CNN is running a piece this morning on the "brainiest" major cities in America. The criteria? What percentage of the population has a bachelor or graduate degree. Washington DC comes in first with 47.3% of adults 25 and older with college degrees. Then San Francisco, San Jose, and Raleigh, NC. Boston, Austin, Minneapolis, Denver, Seattle, and New York round out the field.
Now there are all sorts of problems with the idea that a simple concentration of college degrees in a town equals the "brainiest". And these lists seem to change so rapidly. In 2006, my home town of Seattle was labeled the "smartest city in the US" because 47% of adults held a bachelor's degree. And my adopted hometown of Colorado Springs was in the top 10. (And not just because Fr. Mike started to spend a lot of time here in 2006 - although that undoubtedly altered the bell curve.)
But what does the MSM know? All Coloradans know that the city of Boulder, just up the road, is blessed with a population where 56% of adults have bachelor's degrees, which blows DC out of the water and is more than twice the national average.
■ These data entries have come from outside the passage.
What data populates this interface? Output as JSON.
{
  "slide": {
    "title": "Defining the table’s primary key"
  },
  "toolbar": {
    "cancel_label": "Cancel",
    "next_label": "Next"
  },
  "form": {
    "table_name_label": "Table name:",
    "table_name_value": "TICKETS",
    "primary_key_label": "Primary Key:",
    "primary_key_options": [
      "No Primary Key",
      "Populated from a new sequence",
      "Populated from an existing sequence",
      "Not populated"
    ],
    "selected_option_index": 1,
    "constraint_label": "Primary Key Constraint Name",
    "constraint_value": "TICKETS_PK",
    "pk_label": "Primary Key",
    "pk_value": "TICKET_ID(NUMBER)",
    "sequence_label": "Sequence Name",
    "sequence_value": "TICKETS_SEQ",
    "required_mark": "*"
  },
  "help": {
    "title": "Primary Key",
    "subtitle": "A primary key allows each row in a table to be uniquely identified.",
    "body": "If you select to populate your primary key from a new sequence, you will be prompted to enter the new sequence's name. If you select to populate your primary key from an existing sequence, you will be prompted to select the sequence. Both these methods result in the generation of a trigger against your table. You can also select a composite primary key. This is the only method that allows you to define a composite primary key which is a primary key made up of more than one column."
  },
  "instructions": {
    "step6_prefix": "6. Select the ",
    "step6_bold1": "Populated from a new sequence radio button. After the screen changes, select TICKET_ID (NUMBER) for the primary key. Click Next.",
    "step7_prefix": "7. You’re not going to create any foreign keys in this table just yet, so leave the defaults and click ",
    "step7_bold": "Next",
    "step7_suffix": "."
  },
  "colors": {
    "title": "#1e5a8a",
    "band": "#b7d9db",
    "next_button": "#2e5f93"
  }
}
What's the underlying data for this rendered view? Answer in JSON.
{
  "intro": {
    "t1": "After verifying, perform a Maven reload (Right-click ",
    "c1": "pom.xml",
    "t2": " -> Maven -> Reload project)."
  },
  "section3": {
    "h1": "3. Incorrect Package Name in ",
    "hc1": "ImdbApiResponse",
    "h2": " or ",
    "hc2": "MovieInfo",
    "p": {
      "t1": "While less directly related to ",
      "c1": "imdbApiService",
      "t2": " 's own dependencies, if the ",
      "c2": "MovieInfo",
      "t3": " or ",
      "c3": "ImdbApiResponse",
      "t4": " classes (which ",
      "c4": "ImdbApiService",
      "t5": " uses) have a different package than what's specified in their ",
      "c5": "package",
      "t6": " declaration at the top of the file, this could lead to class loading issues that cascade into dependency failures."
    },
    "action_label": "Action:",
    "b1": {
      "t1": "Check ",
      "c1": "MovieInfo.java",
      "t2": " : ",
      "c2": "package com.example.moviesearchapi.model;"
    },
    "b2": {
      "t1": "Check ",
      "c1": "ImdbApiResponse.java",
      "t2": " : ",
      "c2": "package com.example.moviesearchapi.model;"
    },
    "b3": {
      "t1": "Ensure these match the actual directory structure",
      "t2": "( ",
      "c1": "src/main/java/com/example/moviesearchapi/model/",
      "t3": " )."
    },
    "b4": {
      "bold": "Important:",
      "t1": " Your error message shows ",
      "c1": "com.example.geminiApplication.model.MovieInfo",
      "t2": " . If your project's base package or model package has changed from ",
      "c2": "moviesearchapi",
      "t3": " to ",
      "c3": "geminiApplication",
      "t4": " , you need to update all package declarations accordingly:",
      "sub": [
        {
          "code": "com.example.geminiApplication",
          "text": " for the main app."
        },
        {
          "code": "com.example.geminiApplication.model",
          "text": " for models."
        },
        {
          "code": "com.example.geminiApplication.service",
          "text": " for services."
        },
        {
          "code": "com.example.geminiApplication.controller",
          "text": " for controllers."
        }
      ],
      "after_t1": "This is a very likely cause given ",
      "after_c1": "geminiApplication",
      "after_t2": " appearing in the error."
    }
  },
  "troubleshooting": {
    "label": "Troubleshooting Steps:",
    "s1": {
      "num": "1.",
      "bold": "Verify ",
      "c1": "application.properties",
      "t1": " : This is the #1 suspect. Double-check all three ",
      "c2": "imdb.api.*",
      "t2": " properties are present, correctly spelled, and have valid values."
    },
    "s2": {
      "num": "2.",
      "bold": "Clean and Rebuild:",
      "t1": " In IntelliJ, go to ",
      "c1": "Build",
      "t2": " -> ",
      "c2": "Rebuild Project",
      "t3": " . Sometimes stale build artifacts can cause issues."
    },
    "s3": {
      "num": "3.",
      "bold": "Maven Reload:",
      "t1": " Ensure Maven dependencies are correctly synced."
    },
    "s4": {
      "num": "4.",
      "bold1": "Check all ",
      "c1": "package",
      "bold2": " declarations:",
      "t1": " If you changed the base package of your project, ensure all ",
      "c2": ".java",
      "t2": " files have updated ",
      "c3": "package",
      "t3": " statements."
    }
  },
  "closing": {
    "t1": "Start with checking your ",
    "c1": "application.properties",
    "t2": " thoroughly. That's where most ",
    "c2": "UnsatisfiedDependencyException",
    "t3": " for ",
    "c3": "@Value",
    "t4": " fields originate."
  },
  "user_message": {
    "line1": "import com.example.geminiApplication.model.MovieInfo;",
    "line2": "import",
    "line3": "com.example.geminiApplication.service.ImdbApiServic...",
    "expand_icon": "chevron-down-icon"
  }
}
Hey, we're skinny and we're smart. (Sorry, Mark, but "stout and out" just isn't our style in Colorado.)
But enough gloating. The point is, that if we use the same criteria, the average home schooling family is a far brainier place than DC, Seattle, or Boulder.
A survey of nearly 12,000 home-schooling adults, conducted by Dr. Brian D. Ray and published in the peer reviewed Journal of Academic Leadership in 2009, produced some impressive findings. 66.3% of home-schooling fathers and 62.5% of home-schooling mothers have bachelor's degrees or higher. 20% of homeschooling fathers have masters degrees and 8% have doctorates while 11.6% of home schooling moms have masters and 2.5% have doctorates.
Compare those figures to the national average: 26% of US adults have bachelor degrees, 5.6% have earned a master's, and about 1% have doctorates. Women who home-school are more than twice as likely to have masters degrees or doctorates as other American adults and home-schooling dads are nearly 4 times more likely to have a master's degree and 8 times more likely to have a doctorate than their peers.
The image, widely held in some circles, of home-schooling families as intellectual and cultural neanderthals, doesn't hold water. Parents who choose to educate their children at home are much more like to be highly educated themselves, invested in education, and comfortable with it. The confidence that comes with this, no doubt, makes the decision to educate their children at home easier to sustain and accomplish.